There was another very dangerous aspect of this case. Louisiana also asked the justices to decide a separate point – should doctors and clinics be able to sue states that pass abortion restrictions on behalf of their patients? An unfavorable ruling on this would eliminate the rights of doctors and abortion providers to bring legal challenges to state and federal laws and policies. Doctors and abortion providers have been able to sue on behalf of women seeking abortions since at least the 1973 Roe v Wade landmark decision.

Such a ruling would have been devastating to abortion rights supporters. The Guardian explains, “The question is a matter of what is called “standing”, or rights to sue, in legal communities.
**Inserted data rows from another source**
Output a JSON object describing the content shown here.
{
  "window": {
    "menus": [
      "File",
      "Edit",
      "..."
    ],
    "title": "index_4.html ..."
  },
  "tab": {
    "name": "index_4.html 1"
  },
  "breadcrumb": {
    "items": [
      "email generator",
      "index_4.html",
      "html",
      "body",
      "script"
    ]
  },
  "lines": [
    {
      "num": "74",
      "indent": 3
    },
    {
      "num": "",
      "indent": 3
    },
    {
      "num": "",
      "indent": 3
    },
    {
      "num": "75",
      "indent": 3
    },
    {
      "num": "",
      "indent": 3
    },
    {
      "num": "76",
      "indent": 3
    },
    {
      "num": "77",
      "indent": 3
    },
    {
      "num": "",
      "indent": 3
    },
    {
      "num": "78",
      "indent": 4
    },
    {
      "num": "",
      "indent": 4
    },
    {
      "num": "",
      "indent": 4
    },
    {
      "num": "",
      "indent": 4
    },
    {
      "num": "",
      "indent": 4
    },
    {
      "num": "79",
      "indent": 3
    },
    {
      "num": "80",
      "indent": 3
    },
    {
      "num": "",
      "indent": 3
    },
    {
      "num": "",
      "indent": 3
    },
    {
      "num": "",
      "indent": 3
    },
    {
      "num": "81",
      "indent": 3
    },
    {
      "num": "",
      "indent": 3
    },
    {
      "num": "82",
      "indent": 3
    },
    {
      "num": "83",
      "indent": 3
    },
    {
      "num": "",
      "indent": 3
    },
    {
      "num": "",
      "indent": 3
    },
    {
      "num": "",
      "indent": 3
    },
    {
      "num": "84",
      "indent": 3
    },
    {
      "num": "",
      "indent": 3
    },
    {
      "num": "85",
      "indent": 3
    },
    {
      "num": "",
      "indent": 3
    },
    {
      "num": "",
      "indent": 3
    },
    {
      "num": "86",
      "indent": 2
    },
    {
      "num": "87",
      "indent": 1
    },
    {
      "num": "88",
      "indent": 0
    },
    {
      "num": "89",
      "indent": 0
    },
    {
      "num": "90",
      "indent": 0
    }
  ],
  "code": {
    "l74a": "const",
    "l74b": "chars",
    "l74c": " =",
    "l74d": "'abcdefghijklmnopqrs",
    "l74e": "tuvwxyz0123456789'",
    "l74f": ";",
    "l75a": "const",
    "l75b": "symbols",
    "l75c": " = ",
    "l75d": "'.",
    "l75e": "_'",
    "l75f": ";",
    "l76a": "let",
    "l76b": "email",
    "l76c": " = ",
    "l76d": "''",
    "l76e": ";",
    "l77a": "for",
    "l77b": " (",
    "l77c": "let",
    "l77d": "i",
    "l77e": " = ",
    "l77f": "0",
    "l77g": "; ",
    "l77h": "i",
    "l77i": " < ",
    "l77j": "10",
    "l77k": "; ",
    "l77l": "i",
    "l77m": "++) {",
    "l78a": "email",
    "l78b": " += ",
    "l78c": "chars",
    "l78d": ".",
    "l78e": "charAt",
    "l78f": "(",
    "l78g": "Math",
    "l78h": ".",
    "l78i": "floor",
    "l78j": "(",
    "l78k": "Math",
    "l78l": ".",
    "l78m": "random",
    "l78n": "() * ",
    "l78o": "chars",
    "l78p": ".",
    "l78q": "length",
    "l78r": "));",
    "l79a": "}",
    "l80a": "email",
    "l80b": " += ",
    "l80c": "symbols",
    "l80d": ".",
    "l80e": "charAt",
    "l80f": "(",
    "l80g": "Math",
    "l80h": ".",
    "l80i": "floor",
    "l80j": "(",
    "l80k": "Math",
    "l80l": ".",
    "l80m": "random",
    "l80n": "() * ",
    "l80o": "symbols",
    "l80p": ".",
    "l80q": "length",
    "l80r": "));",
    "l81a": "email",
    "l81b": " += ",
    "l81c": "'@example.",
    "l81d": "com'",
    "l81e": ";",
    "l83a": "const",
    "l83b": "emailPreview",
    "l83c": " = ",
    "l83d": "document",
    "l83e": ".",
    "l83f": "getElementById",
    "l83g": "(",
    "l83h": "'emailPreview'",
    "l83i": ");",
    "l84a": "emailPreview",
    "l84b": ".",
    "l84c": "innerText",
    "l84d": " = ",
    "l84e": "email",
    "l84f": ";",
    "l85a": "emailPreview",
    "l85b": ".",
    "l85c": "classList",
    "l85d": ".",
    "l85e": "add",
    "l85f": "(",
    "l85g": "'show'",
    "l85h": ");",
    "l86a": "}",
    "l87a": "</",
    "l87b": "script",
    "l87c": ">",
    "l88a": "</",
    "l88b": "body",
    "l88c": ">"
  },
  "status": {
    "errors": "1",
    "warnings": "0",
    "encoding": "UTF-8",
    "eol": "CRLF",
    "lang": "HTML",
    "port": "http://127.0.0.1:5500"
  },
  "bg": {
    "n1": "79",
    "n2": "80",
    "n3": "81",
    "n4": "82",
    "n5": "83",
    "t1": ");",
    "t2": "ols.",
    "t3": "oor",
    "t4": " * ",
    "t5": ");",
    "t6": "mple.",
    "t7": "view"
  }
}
If justices find doctors cannot sue on behalf of women seeking abortions, it could make it far more difficult to challenge even patently unconstitutional anti-abortion laws.”
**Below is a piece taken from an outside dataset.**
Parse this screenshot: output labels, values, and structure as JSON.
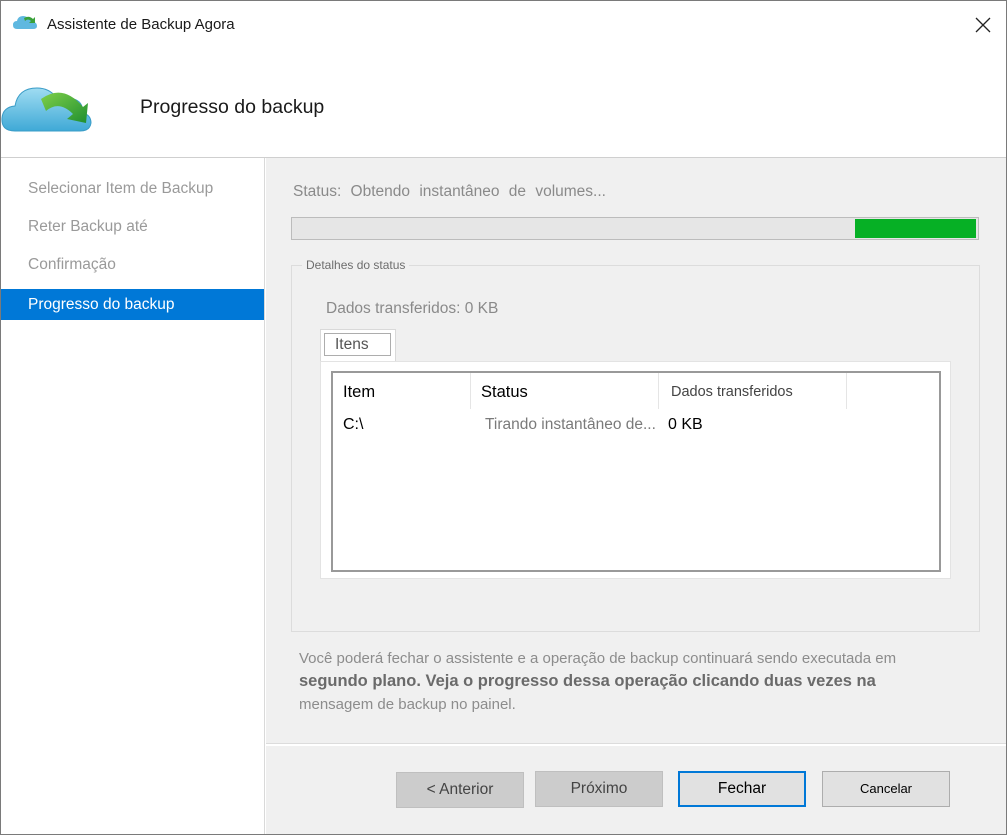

The truth of the matter is that SCOTUS should not have even heard this case. But with a majority of conservatives on board – they did. Between the unnecessary admitting privileges change and Louisiana’s request to take away the ability for abortion providers to sue on behalf of their patients, this could have been really devastating.

SCOTUS still is clearly looking to take away abortion, and more cases are in process. 

According to Ultraviolet, “The anti-choice lobby has more than 20 more cases in the pipeline to end Roe v. Wade. We’d be fools to trust John Roberts, and we certainly can’t rely on him if Trump gets another one or two picks for the Supreme Court. We just saw how his other two picks voted: both Brett Kavanaugh and Neil Gorsuch voted to gut abortion rights–despite promising to respect and protect precedent.”

NC NOW is thrilled that people in Louisiana will not have their abortion care further limited. But women need more – there should be abortion access for all who need it, in all of the states. Only one abortion clinic is left in at least five states – Mississippi, Missouri, North Dakota, South Dakota and West Virginia. The way forward is to provide more access to abortion care and other health care in Louisiana and around the country. Overturning laws that unfairly target abortion providers would help.


A subset of other articles on June Medical Services v. Russo:

Read more about this case from the time the hearings on it began at “Dangerous Times: SCOTUS to Revisit Roe v. Wade starting March 4, 2020

Abortion Back at the Supreme Court: June Medical Services LLC v. Russo,” 3/2/20, Kaiser Family Foundation

The Supreme Court Stopped Anti-Abortion Momentum. For Now.” 6/29/20, The New York Times.

Supreme Court Strikes Down Louisiana Abortion Law, With Roberts the Deciding Vote,” 6/29/20, The New York Times.

According a report on Louisiana’s abortion statistics, over 8,000 abortions were performed in Louisiana in 2018, a 7% drop from 2017. More than two-thirds of abortion patients there were women of color. According to the Charlotte Lozier Institute (an anti-abortion organization), “more than six out of 10 abortions were performed on African-American women (61 percent).”

Abortion rights case is first test for right-leaning US supreme court,” 3/4/20, The Guardian

Supreme Court hands down major decision reaffirming abortion rights in Louisiana case, 6/29/20, NBC News. “That 2016 case set what was supposed to be a precedent that laws like Texas’ that “‘do little or nothing for health, but rather strew impediments to abortion’ cannot survive judicial inspection,” Ginsburg wrote in a concurring opinion, referencing a lower court case.” 

Leave a Reply

Fill in your details below or click an icon to log in: Logo

You are commenting using your account. Log Out /  Change )

Google photo

You are commenting using your Google account. Log Out /  Change )

Twitter picture

You are commenting using your Twitter account. Log Out /  Change )

Facebook photo

You are commenting using your Facebook account. Log Out /  Change )

Connecting to %s

%d bloggers like this: